And all those other wonderful actors, I mean Denholm Elliott who pops in and does this phenomenal little turn, and Simon Callow and Ben Kingsley. It was just fantastic for a young actor like me to be working with that calibre of actors.
Are you surprised when people tell you how much this film has changed their own lives from watching it three decades ago.
I had hundreds of letters, particularly from Americans, who said it had changed their lives and gave them the confidence, not necessarily to come out, but they had faith in their own gayness. All these letters were basically saying the same thing, it’s wonderful to be in a film when it actually does change lives, and the fact that it was a mainstream film and done in a very conventional way, it was affirmative for these people. And the fact that it was two gay love stories, one unsuccessful and one successful, was a kind of affirmation for them too.
How does it feel to have a whole new generation take an interest in a film you starred in over thirty years ago? And do you think there will be a renewed interest in Maurice from fans of Call Me By Your Name?
Oh god, I’m sure all that will happen. Yes, there are similar theme going on, a young gay love story, and it’s written by the same man, so yes it will have a huge impact on a new bunch of people watching it, and of course it hasn’t really aged at all. It’s got a lot of depth to it, I mean I love Howard’s End and I love A Room With A View, but they’re much more frothy pieces. I mean Forster and James Ivory got right underneath the underbelly of Edwardian English society, and it really does get in there and push and prod and it’s not comfortable viewing.
The film is such a beautiful study of the class system, were you aware that was happening when you were filming it?
Yes, absolutely!

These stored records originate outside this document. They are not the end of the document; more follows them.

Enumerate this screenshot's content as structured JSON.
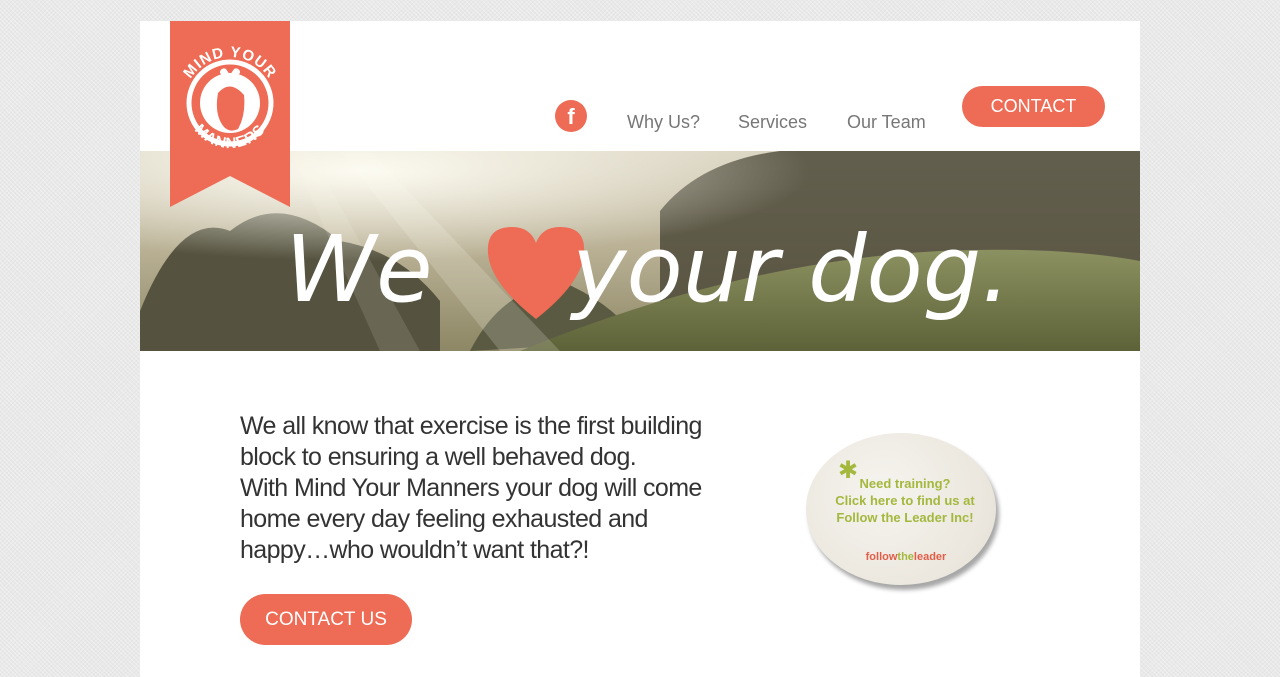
{
  "brand": {
    "logo_top": "MIND YOUR",
    "logo_bottom": "MANNERS",
    "color": "#ee6b55"
  },
  "nav": {
    "facebook_icon": "facebook-icon",
    "links": [
      "Why Us?",
      "Services",
      "Our Team"
    ],
    "contact_label": "CONTACT"
  },
  "hero": {
    "word_left": "We",
    "word_right": "your dog."
  },
  "main": {
    "paragraph_lines": [
      "We all know that exercise is the first building",
      "block to ensuring a well behaved dog.",
      "With Mind Your Manners your dog will come",
      "home every day feeling exhausted and",
      "happy…who wouldn’t want that?!"
    ],
    "cta_label": "CONTACT US"
  },
  "badge": {
    "lines": [
      "Need training?",
      "Click here to find us at",
      "Follow the Leader Inc!"
    ],
    "logo_follow": "follow",
    "logo_the": "the",
    "logo_leader": "leader",
    "accent": "#a4b83e"
  }
}
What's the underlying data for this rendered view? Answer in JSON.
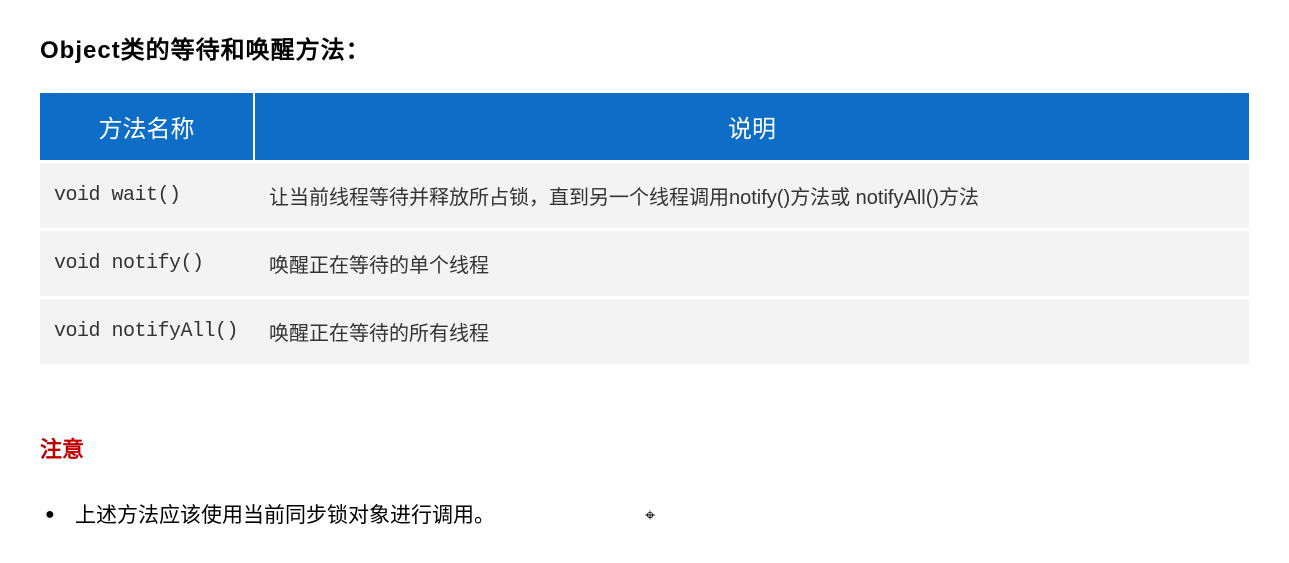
{
  "title": "Object类的等待和唤醒方法：",
  "table": {
    "headers": {
      "method": "方法名称",
      "description": "说明"
    },
    "rows": [
      {
        "method": "void wait()",
        "description": "让当前线程等待并释放所占锁，直到另一个线程调用notify()方法或 notifyAll()方法"
      },
      {
        "method": "void notify()",
        "description": "唤醒正在等待的单个线程"
      },
      {
        "method": "void notifyAll()",
        "description": "唤醒正在等待的所有线程"
      }
    ]
  },
  "notice": {
    "title": "注意",
    "items": [
      "上述方法应该使用当前同步锁对象进行调用。"
    ]
  }
}
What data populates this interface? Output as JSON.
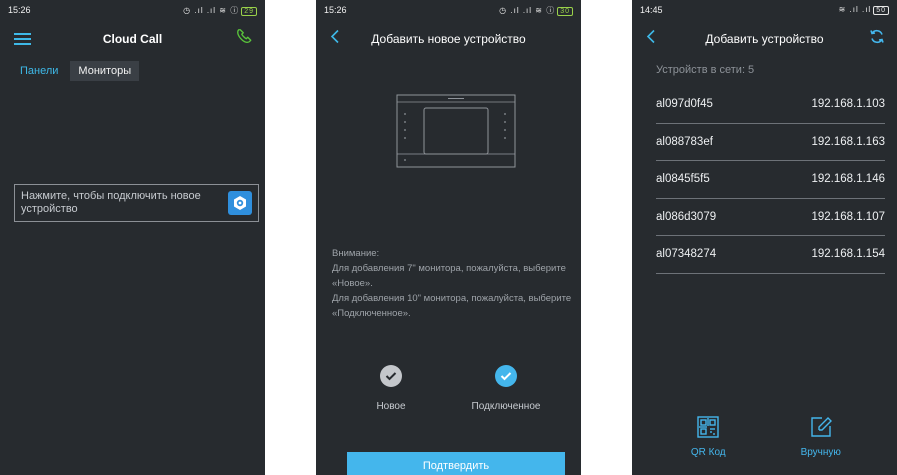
{
  "phone1": {
    "status": {
      "time": "15:26",
      "icons": "◷ .ıl .ıl ≋ ⓘ",
      "battery": "29"
    },
    "title": "Cloud Call",
    "tabs": [
      {
        "label": "Панели",
        "active": false
      },
      {
        "label": "Мониторы",
        "active": true
      }
    ],
    "connect_prompt": "Нажмите, чтобы подключить новое устройство"
  },
  "phone2": {
    "status": {
      "time": "15:26",
      "icons": "◷ .ıl .ıl ≋ ⓘ",
      "battery": "30"
    },
    "title": "Добавить новое устройство",
    "notice_lines": [
      "Внимание:",
      "Для добавления 7\" монитора, пожалуйста, выберите «Новое».",
      "Для добавления 10\" монитора, пожалуйста, выберите «Подключенное»."
    ],
    "options": [
      {
        "label": "Новое",
        "selected": false
      },
      {
        "label": "Подключенное",
        "selected": true
      }
    ],
    "confirm_label": "Подтвердить"
  },
  "phone3": {
    "status": {
      "time": "14:45",
      "icons": "≋ .ıl .ıl",
      "battery": "50"
    },
    "title": "Добавить устройство",
    "count_label": "Устройств в сети: 5",
    "devices": [
      {
        "id": "al097d0f45",
        "ip": "192.168.1.103"
      },
      {
        "id": "al088783ef",
        "ip": "192.168.1.163"
      },
      {
        "id": "al0845f5f5",
        "ip": "192.168.1.146"
      },
      {
        "id": "al086d3079",
        "ip": "192.168.1.107"
      },
      {
        "id": "al07348274",
        "ip": "192.168.1.154"
      }
    ],
    "actions": [
      {
        "label": "QR Код",
        "icon": "qr-code-icon"
      },
      {
        "label": "Вручную",
        "icon": "edit-icon"
      }
    ]
  },
  "colors": {
    "background": "#272b2f",
    "accent": "#44b6ec",
    "call": "#59c43b",
    "muted": "#8d9298"
  }
}
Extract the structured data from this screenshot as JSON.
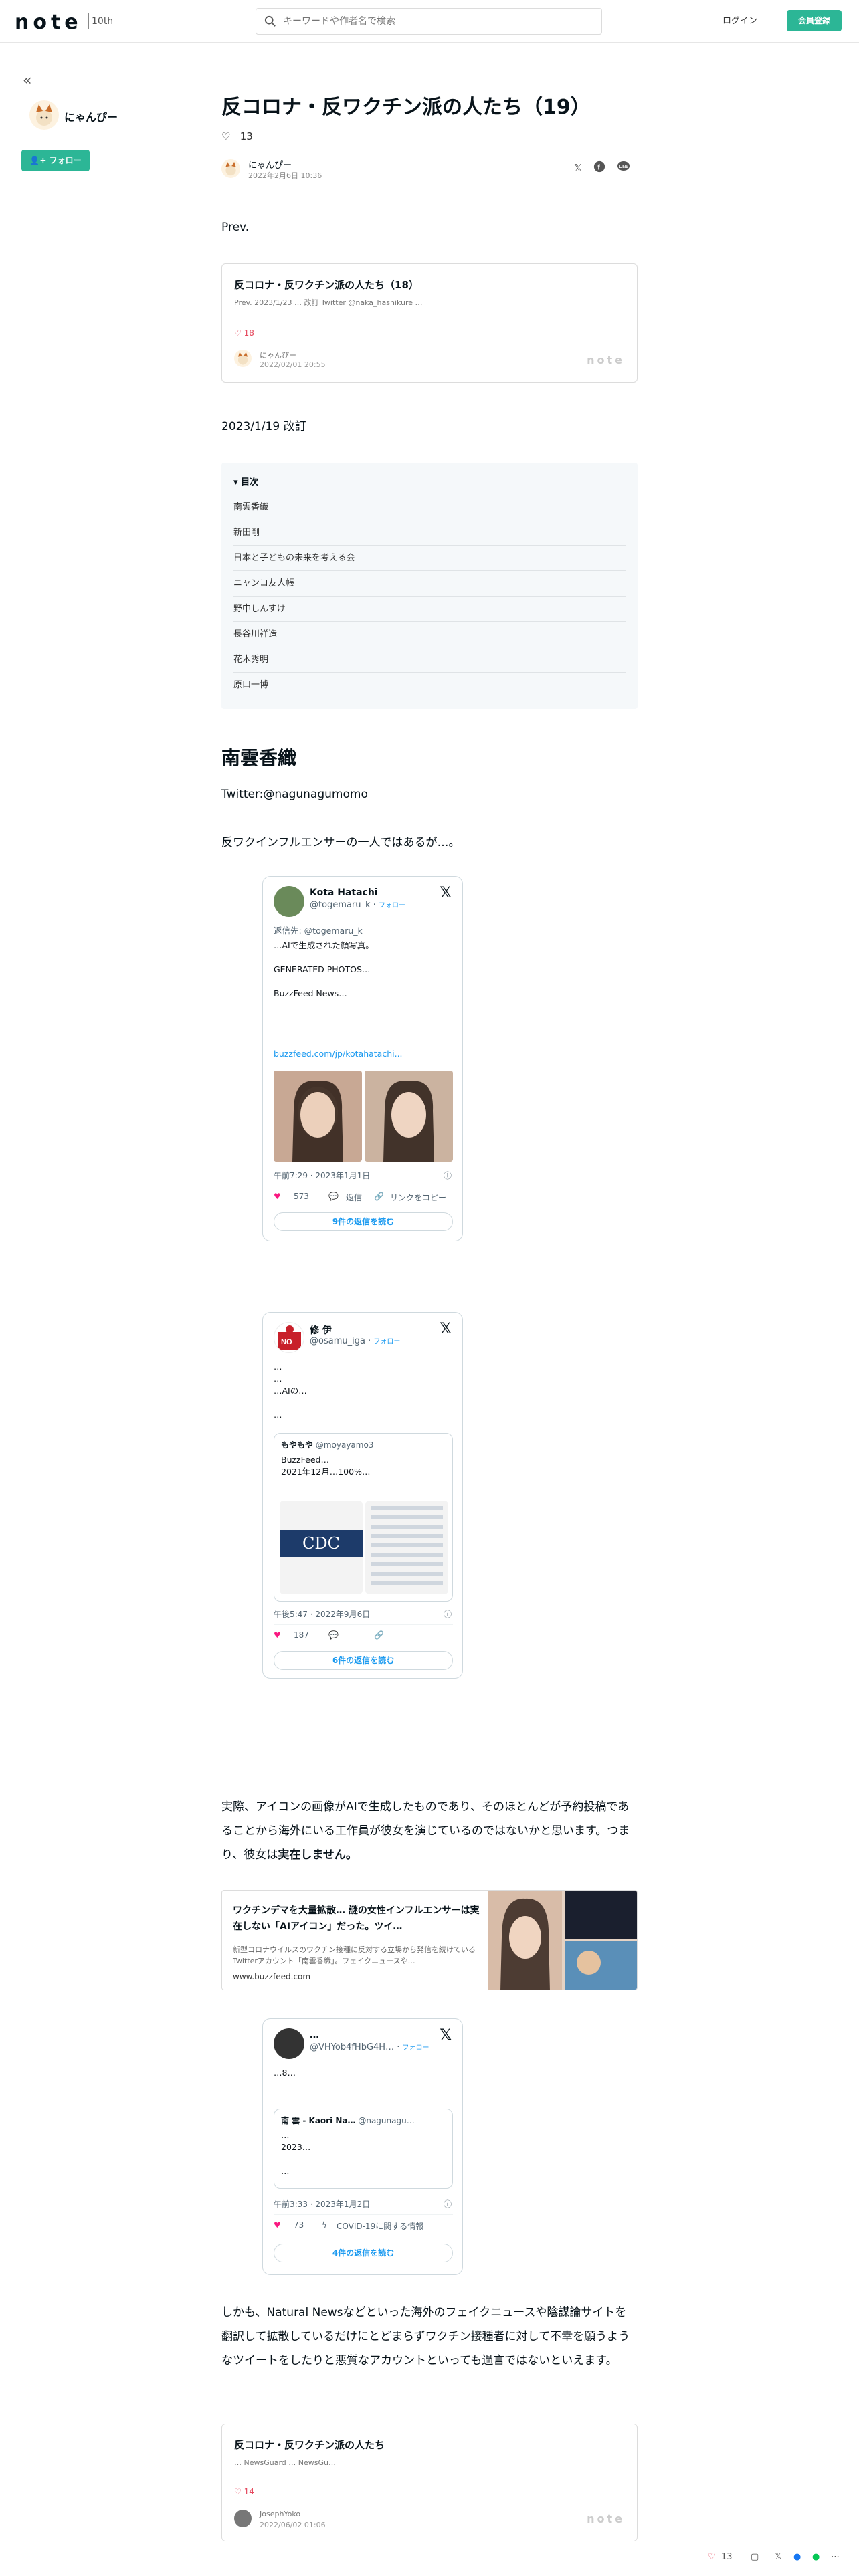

I mean the book was the bible, because Forster is such a brilliant author, he’s always describing what people are thinking, he’s got this wonderful ability to gently pull the rug from under the feet of the establishment. And I think he really went for it in this particular novel, because it was never published when he was still alive, and that class thing is wonderfully written in the book. What was really brilliant about the book was that Maurice is no hero, I mean he says terrible things about the poor, and he actually feels physical disgust when he finds out that Scudder’s father is a butcher from some local village…the idea disgusts him, but in the end he’s strong enough to get beyond that, because that’s his teachers and his parents and all the rest of society telling him how he should behave.
We recently saw you in Poldark, was that a fun project to be part of?
Well it’s fun stuff and its wonderfully written and has lovely actors and you know…you go in there and do your bit [laughs]. It’s always a bit odd being one of those supporting cast members, because you know the story is really about the main ones, and you’ve got to fit around them a bit, but at the moment it gives me a chance to flex my muscles.
Finally, can you tell us what else you’re working on at the moment.
Well this is going to make you laugh, because I’m about to direct Maurice. It will be in a small theatre called Above The Stag which has been going for a while, but which has just moved to a new venue in Vauxhall. It’s a really beautiful little theatre, with its own rehearsal space and a lovely bar and we’ll be opening in mid-September, so looks like Maurice has come back to haunt me [laughs].